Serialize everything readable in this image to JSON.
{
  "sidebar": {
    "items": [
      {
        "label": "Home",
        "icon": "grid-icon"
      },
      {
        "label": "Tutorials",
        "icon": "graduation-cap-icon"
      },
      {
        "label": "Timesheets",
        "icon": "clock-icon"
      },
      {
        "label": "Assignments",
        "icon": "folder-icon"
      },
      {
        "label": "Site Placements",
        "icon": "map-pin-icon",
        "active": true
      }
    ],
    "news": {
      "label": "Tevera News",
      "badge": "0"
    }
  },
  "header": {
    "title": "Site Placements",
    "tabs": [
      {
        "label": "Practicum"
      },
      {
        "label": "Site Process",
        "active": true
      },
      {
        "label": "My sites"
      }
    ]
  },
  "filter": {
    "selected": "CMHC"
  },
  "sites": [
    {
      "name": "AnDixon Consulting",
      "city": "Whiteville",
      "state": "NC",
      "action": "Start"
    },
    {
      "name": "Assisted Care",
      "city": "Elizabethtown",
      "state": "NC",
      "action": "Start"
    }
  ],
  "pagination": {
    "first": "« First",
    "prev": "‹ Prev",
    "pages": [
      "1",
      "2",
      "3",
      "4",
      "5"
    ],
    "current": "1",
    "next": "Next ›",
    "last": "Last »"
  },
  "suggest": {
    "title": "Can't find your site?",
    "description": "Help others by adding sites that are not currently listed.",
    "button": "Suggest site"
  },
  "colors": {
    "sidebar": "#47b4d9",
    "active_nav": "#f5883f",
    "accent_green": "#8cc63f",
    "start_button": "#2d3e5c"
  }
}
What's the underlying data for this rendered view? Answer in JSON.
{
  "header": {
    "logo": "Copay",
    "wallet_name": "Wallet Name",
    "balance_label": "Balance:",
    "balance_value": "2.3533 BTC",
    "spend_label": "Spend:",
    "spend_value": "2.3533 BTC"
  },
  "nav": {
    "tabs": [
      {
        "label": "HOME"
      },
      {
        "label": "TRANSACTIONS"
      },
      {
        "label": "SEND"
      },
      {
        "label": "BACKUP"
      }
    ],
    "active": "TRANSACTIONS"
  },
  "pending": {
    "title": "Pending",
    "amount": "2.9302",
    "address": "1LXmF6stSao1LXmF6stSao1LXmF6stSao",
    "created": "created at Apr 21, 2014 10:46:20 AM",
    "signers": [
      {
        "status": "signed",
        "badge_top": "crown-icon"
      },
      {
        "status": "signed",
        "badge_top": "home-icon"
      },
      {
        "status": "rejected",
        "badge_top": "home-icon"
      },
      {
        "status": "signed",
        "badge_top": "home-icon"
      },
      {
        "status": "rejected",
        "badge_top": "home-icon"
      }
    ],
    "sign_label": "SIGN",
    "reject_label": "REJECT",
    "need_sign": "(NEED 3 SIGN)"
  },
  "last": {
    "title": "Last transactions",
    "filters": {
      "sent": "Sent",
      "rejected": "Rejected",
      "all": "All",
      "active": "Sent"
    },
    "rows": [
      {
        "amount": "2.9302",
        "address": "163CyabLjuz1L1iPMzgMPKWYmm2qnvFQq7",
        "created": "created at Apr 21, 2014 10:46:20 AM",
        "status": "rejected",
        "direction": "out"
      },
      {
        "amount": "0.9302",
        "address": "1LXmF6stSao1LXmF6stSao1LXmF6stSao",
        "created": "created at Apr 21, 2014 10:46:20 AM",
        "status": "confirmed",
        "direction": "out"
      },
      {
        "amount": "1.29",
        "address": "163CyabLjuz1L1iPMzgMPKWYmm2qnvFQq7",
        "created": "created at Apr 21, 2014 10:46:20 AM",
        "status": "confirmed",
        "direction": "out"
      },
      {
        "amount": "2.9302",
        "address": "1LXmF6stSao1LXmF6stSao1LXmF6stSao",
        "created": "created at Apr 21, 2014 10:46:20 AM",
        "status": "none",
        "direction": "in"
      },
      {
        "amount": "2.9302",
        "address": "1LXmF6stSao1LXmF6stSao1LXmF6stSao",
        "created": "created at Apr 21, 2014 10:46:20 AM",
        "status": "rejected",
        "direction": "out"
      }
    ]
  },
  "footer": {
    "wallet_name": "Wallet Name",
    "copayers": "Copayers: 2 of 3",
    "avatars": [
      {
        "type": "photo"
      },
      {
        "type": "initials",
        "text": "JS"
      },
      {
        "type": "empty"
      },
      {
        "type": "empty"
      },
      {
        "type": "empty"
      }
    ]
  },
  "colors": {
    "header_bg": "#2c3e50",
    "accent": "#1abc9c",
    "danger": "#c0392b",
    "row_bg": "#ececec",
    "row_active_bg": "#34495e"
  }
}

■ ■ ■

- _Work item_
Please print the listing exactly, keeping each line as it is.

- _Worked solution_
Serialize everything readable in this image to JSON.
{
  "sidebar": {
    "items": [
      {
        "label": "Home",
        "icon": "grid-icon"
      },
      {
        "label": "Tutorials",
        "icon": "graduation-cap-icon"
      },
      {
        "label": "Timesheets",
        "icon": "clock-icon"
      },
      {
        "label": "Assignments",
        "icon": "folder-icon"
      },
      {
        "label": "Site Placements",
        "icon": "map-pin-icon",
        "active": true
      }
    ],
    "news": {
      "label": "Tevera News",
      "badge": "0"
    }
  },
  "header": {
    "title": "Site Placements",
    "tabs": [
      {
        "label": "Practicum"
      },
      {
        "label": "Site Process",
        "active": true
      },
      {
        "label": "My sites"
      }
    ]
  },
  "filter": {
    "selected": "CMHC"
  },
  "sites": [
    {
      "name": "AnDixon Consulting",
      "city": "Whiteville",
      "state": "NC",
      "action": "Start"
    },
    {
      "name": "Assisted Care",
      "city": "Elizabethtown",
      "state": "NC",
      "action": "Start"
    }
  ],
  "pagination": {
    "first": "« First",
    "prev": "‹ Prev",
    "pages": [
      "1",
      "2",
      "3",
      "4",
      "5"
    ],
    "current": "1",
    "next": "Next ›",
    "last": "Last »"
  },
  "suggest": {
    "title": "Can't find your site?",
    "description": "Help others by adding sites that are not currently listed.",
    "button": "Suggest site"
  },
  "colors": {
    "sidebar": "#47b4d9",
    "active_nav": "#f5883f",
    "accent_green": "#8cc63f",
    "start_button": "#2d3e5c"
  }
}
What's the underlying data for this rendered view? Answer in JSON.
{
  "header": {
    "logo": "Copay",
    "wallet_name": "Wallet Name",
    "balance_label": "Balance:",
    "balance_value": "2.3533 BTC",
    "spend_label": "Spend:",
    "spend_value": "2.3533 BTC"
  },
  "nav": {
    "tabs": [
      {
        "label": "HOME"
      },
      {
        "label": "TRANSACTIONS"
      },
      {
        "label": "SEND"
      },
      {
        "label": "BACKUP"
      }
    ],
    "active": "TRANSACTIONS"
  },
  "pending": {
    "title": "Pending",
    "amount": "2.9302",
    "address": "1LXmF6stSao1LXmF6stSao1LXmF6stSao",
    "created": "created at Apr 21, 2014 10:46:20 AM",
    "signers": [
      {
        "status": "signed",
        "badge_top": "crown-icon"
      },
      {
        "status": "signed",
        "badge_top": "home-icon"
      },
      {
        "status": "rejected",
        "badge_top": "home-icon"
      },
      {
        "status": "signed",
        "badge_top": "home-icon"
      },
      {
        "status": "rejected",
        "badge_top": "home-icon"
      }
    ],
    "sign_label": "SIGN",
    "reject_label": "REJECT",
    "need_sign": "(NEED 3 SIGN)"
  },
  "last": {
    "title": "Last transactions",
    "filters": {
      "sent": "Sent",
      "rejected": "Rejected",
      "all": "All",
      "active": "Sent"
    },
    "rows": [
      {
        "amount": "2.9302",
        "address": "163CyabLjuz1L1iPMzgMPKWYmm2qnvFQq7",
        "created": "created at Apr 21, 2014 10:46:20 AM",
        "status": "rejected",
        "direction": "out"
      },
      {
        "amount": "0.9302",
        "address": "1LXmF6stSao1LXmF6stSao1LXmF6stSao",
        "created": "created at Apr 21, 2014 10:46:20 AM",
        "status": "confirmed",
        "direction": "out"
      },
      {
        "amount": "1.29",
        "address": "163CyabLjuz1L1iPMzgMPKWYmm2qnvFQq7",
        "created": "created at Apr 21, 2014 10:46:20 AM",
        "status": "confirmed",
        "direction": "out"
      },
      {
        "amount": "2.9302",
        "address": "1LXmF6stSao1LXmF6stSao1LXmF6stSao",
        "created": "created at Apr 21, 2014 10:46:20 AM",
        "status": "none",
        "direction": "in"
      },
      {
        "amount": "2.9302",
        "address": "1LXmF6stSao1LXmF6stSao1LXmF6stSao",
        "created": "created at Apr 21, 2014 10:46:20 AM",
        "status": "rejected",
        "direction": "out"
      }
    ]
  },
  "footer": {
    "wallet_name": "Wallet Name",
    "copayers": "Copayers: 2 of 3",
    "avatars": [
      {
        "type": "photo"
      },
      {
        "type": "initials",
        "text": "JS"
      },
      {
        "type": "empty"
      },
      {
        "type": "empty"
      },
      {
        "type": "empty"
      }
    ]
  },
  "colors": {
    "header_bg": "#2c3e50",
    "accent": "#1abc9c",
    "danger": "#c0392b",
    "row_bg": "#ececec",
    "row_active_bg": "#34495e"
  }
}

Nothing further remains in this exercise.